-- Data for this task follows --

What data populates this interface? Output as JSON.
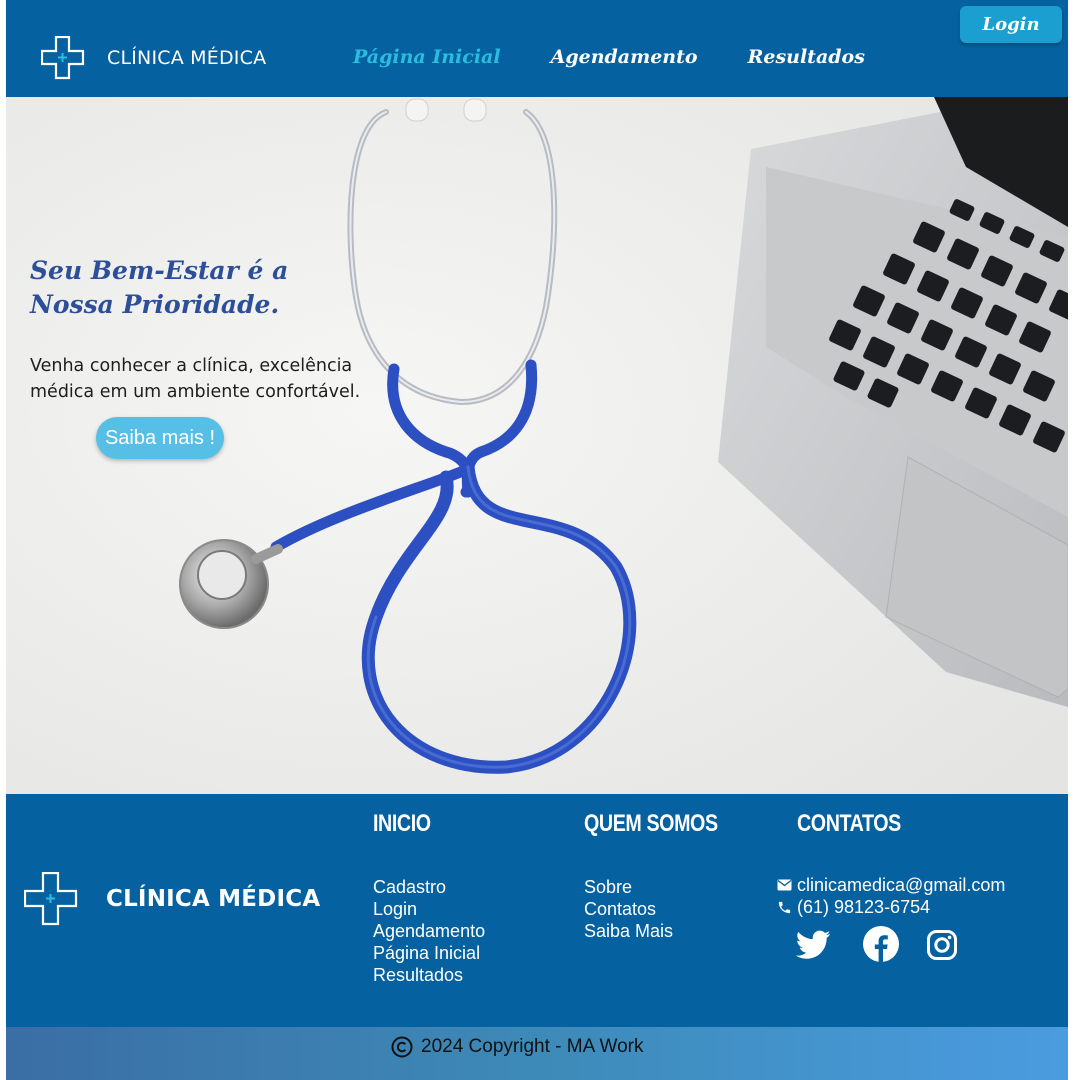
{
  "header": {
    "brand": "CLÍNICA MÉDICA",
    "nav": [
      {
        "label": "Página Inicial",
        "active": true
      },
      {
        "label": "Agendamento",
        "active": false
      },
      {
        "label": "Resultados",
        "active": false
      }
    ],
    "login_label": "Login"
  },
  "hero": {
    "title": "Seu Bem-Estar é a Nossa Prioridade.",
    "text": "Venha conhecer a clínica, excelência médica em um ambiente confortável.",
    "button_label": "Saiba mais !"
  },
  "footer": {
    "brand": "CLÍNICA MÉDICA",
    "columns": [
      {
        "title": "INICIO",
        "items": [
          "Cadastro",
          "Login",
          "Agendamento",
          "Página Inicial",
          "Resultados"
        ]
      },
      {
        "title": "QUEM SOMOS",
        "items": [
          "Sobre",
          "Contatos",
          "Saiba Mais"
        ]
      }
    ],
    "contacts": {
      "title": "CONTATOS",
      "email": "clinicamedica@gmail.com",
      "phone": "(61) 98123-6754",
      "social": [
        "twitter-icon",
        "facebook-icon",
        "instagram-icon"
      ]
    },
    "copyright": "2024 Copyright - MA Work"
  },
  "colors": {
    "primary": "#0561a0",
    "nav_active": "#2bbde0",
    "hero_title": "#2d4f9a",
    "cta": "#57bfe6"
  }
}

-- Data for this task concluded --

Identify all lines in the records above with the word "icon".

        "twitter-icon",
        "facebook-icon",
        "instagram-icon"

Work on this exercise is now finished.